Component data from apps and pages
▶

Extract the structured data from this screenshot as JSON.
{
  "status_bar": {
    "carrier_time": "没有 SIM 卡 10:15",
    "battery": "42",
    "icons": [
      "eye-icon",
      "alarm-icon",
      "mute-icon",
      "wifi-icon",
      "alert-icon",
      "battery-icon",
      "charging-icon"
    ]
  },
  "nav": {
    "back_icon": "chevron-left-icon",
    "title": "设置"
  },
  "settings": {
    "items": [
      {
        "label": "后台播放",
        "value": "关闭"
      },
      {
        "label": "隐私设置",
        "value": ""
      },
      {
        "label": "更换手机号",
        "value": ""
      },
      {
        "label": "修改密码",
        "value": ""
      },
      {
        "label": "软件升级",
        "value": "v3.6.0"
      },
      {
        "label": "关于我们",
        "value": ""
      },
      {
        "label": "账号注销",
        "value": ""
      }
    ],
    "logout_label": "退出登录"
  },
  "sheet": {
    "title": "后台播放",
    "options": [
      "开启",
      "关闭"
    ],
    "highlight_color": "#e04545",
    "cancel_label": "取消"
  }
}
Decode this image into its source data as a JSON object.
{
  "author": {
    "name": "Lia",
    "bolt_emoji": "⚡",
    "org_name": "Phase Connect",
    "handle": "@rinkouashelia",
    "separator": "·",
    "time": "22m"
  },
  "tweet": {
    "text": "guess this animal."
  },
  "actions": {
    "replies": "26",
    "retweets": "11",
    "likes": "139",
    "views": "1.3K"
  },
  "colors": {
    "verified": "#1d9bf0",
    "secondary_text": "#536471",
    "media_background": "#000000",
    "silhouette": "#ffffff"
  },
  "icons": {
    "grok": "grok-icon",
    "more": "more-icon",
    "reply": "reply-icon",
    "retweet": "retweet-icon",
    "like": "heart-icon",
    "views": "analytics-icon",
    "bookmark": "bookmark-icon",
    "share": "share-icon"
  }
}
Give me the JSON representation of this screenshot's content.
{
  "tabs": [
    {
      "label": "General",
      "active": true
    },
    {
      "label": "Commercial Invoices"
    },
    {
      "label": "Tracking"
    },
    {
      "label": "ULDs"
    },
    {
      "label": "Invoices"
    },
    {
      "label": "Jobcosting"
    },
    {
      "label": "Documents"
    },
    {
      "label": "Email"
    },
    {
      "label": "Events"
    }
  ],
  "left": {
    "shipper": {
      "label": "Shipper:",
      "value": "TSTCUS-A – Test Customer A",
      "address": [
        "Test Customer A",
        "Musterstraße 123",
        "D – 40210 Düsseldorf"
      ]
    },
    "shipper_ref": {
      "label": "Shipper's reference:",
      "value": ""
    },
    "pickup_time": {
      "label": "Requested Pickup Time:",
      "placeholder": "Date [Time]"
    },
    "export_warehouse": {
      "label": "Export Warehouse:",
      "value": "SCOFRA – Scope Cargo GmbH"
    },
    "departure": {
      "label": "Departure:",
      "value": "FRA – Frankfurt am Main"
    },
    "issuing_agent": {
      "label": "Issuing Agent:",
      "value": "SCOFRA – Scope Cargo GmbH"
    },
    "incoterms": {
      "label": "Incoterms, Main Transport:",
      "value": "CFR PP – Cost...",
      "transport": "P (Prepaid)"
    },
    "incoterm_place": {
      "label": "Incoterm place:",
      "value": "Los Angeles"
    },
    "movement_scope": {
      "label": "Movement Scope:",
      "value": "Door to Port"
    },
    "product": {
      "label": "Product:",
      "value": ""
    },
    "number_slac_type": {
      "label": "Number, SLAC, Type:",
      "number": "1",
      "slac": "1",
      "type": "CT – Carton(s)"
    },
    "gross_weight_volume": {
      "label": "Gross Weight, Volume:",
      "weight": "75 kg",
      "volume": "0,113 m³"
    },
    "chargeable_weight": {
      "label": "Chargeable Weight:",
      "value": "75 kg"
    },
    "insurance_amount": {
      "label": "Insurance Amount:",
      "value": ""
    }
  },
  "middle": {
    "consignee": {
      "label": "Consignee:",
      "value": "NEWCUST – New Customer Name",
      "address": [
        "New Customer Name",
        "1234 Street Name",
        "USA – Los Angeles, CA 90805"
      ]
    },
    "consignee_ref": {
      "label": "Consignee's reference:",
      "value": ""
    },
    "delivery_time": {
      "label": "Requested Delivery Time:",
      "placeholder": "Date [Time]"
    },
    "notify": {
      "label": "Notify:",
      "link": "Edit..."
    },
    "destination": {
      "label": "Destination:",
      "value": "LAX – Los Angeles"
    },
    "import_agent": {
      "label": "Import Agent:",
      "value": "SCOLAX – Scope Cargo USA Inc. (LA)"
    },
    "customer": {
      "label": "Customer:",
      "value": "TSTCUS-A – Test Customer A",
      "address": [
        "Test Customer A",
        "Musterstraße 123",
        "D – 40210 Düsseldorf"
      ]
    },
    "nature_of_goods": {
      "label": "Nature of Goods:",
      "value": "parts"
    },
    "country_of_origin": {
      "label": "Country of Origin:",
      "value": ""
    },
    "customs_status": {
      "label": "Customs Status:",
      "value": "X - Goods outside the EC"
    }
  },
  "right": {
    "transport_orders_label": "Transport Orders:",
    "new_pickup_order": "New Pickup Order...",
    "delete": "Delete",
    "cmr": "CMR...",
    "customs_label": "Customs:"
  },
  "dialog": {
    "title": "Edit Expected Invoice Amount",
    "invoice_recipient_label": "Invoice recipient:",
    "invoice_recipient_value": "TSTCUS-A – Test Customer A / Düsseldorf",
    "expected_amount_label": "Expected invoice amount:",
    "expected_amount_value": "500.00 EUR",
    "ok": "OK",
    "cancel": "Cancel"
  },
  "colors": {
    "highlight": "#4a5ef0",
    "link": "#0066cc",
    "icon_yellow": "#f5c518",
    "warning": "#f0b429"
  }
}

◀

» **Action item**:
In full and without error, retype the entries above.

» **Result of this task**:
Extract the structured data from this screenshot as JSON.
{
  "status_bar": {
    "carrier_time": "没有 SIM 卡 10:15",
    "battery": "42",
    "icons": [
      "eye-icon",
      "alarm-icon",
      "mute-icon",
      "wifi-icon",
      "alert-icon",
      "battery-icon",
      "charging-icon"
    ]
  },
  "nav": {
    "back_icon": "chevron-left-icon",
    "title": "设置"
  },
  "settings": {
    "items": [
      {
        "label": "后台播放",
        "value": "关闭"
      },
      {
        "label": "隐私设置",
        "value": ""
      },
      {
        "label": "更换手机号",
        "value": ""
      },
      {
        "label": "修改密码",
        "value": ""
      },
      {
        "label": "软件升级",
        "value": "v3.6.0"
      },
      {
        "label": "关于我们",
        "value": ""
      },
      {
        "label": "账号注销",
        "value": ""
      }
    ],
    "logout_label": "退出登录"
  },
  "sheet": {
    "title": "后台播放",
    "options": [
      "开启",
      "关闭"
    ],
    "highlight_color": "#e04545",
    "cancel_label": "取消"
  }
}
Decode this image into its source data as a JSON object.
{
  "author": {
    "name": "Lia",
    "bolt_emoji": "⚡",
    "org_name": "Phase Connect",
    "handle": "@rinkouashelia",
    "separator": "·",
    "time": "22m"
  },
  "tweet": {
    "text": "guess this animal."
  },
  "actions": {
    "replies": "26",
    "retweets": "11",
    "likes": "139",
    "views": "1.3K"
  },
  "colors": {
    "verified": "#1d9bf0",
    "secondary_text": "#536471",
    "media_background": "#000000",
    "silhouette": "#ffffff"
  },
  "icons": {
    "grok": "grok-icon",
    "more": "more-icon",
    "reply": "reply-icon",
    "retweet": "retweet-icon",
    "like": "heart-icon",
    "views": "analytics-icon",
    "bookmark": "bookmark-icon",
    "share": "share-icon"
  }
}
Give me the JSON representation of this screenshot's content.
{
  "tabs": [
    {
      "label": "General",
      "active": true
    },
    {
      "label": "Commercial Invoices"
    },
    {
      "label": "Tracking"
    },
    {
      "label": "ULDs"
    },
    {
      "label": "Invoices"
    },
    {
      "label": "Jobcosting"
    },
    {
      "label": "Documents"
    },
    {
      "label": "Email"
    },
    {
      "label": "Events"
    }
  ],
  "left": {
    "shipper": {
      "label": "Shipper:",
      "value": "TSTCUS-A – Test Customer A",
      "address": [
        "Test Customer A",
        "Musterstraße 123",
        "D – 40210 Düsseldorf"
      ]
    },
    "shipper_ref": {
      "label": "Shipper's reference:",
      "value": ""
    },
    "pickup_time": {
      "label": "Requested Pickup Time:",
      "placeholder": "Date [Time]"
    },
    "export_warehouse": {
      "label": "Export Warehouse:",
      "value": "SCOFRA – Scope Cargo GmbH"
    },
    "departure": {
      "label": "Departure:",
      "value": "FRA – Frankfurt am Main"
    },
    "issuing_agent": {
      "label": "Issuing Agent:",
      "value": "SCOFRA – Scope Cargo GmbH"
    },
    "incoterms": {
      "label": "Incoterms, Main Transport:",
      "value": "CFR PP – Cost...",
      "transport": "P (Prepaid)"
    },
    "incoterm_place": {
      "label": "Incoterm place:",
      "value": "Los Angeles"
    },
    "movement_scope": {
      "label": "Movement Scope:",
      "value": "Door to Port"
    },
    "product": {
      "label": "Product:",
      "value": ""
    },
    "number_slac_type": {
      "label": "Number, SLAC, Type:",
      "number": "1",
      "slac": "1",
      "type": "CT – Carton(s)"
    },
    "gross_weight_volume": {
      "label": "Gross Weight, Volume:",
      "weight": "75 kg",
      "volume": "0,113 m³"
    },
    "chargeable_weight": {
      "label": "Chargeable Weight:",
      "value": "75 kg"
    },
    "insurance_amount": {
      "label": "Insurance Amount:",
      "value": ""
    }
  },
  "middle": {
    "consignee": {
      "label": "Consignee:",
      "value": "NEWCUST – New Customer Name",
      "address": [
        "New Customer Name",
        "1234 Street Name",
        "USA – Los Angeles, CA 90805"
      ]
    },
    "consignee_ref": {
      "label": "Consignee's reference:",
      "value": ""
    },
    "delivery_time": {
      "label": "Requested Delivery Time:",
      "placeholder": "Date [Time]"
    },
    "notify": {
      "label": "Notify:",
      "link": "Edit..."
    },
    "destination": {
      "label": "Destination:",
      "value": "LAX – Los Angeles"
    },
    "import_agent": {
      "label": "Import Agent:",
      "value": "SCOLAX – Scope Cargo USA Inc. (LA)"
    },
    "customer": {
      "label": "Customer:",
      "value": "TSTCUS-A – Test Customer A",
      "address": [
        "Test Customer A",
        "Musterstraße 123",
        "D – 40210 Düsseldorf"
      ]
    },
    "nature_of_goods": {
      "label": "Nature of Goods:",
      "value": "parts"
    },
    "country_of_origin": {
      "label": "Country of Origin:",
      "value": ""
    },
    "customs_status": {
      "label": "Customs Status:",
      "value": "X - Goods outside the EC"
    }
  },
  "right": {
    "transport_orders_label": "Transport Orders:",
    "new_pickup_order": "New Pickup Order...",
    "delete": "Delete",
    "cmr": "CMR...",
    "customs_label": "Customs:"
  },
  "dialog": {
    "title": "Edit Expected Invoice Amount",
    "invoice_recipient_label": "Invoice recipient:",
    "invoice_recipient_value": "TSTCUS-A – Test Customer A / Düsseldorf",
    "expected_amount_label": "Expected invoice amount:",
    "expected_amount_value": "500.00 EUR",
    "ok": "OK",
    "cancel": "Cancel"
  },
  "colors": {
    "highlight": "#4a5ef0",
    "link": "#0066cc",
    "icon_yellow": "#f5c518",
    "warning": "#f0b429"
  }
}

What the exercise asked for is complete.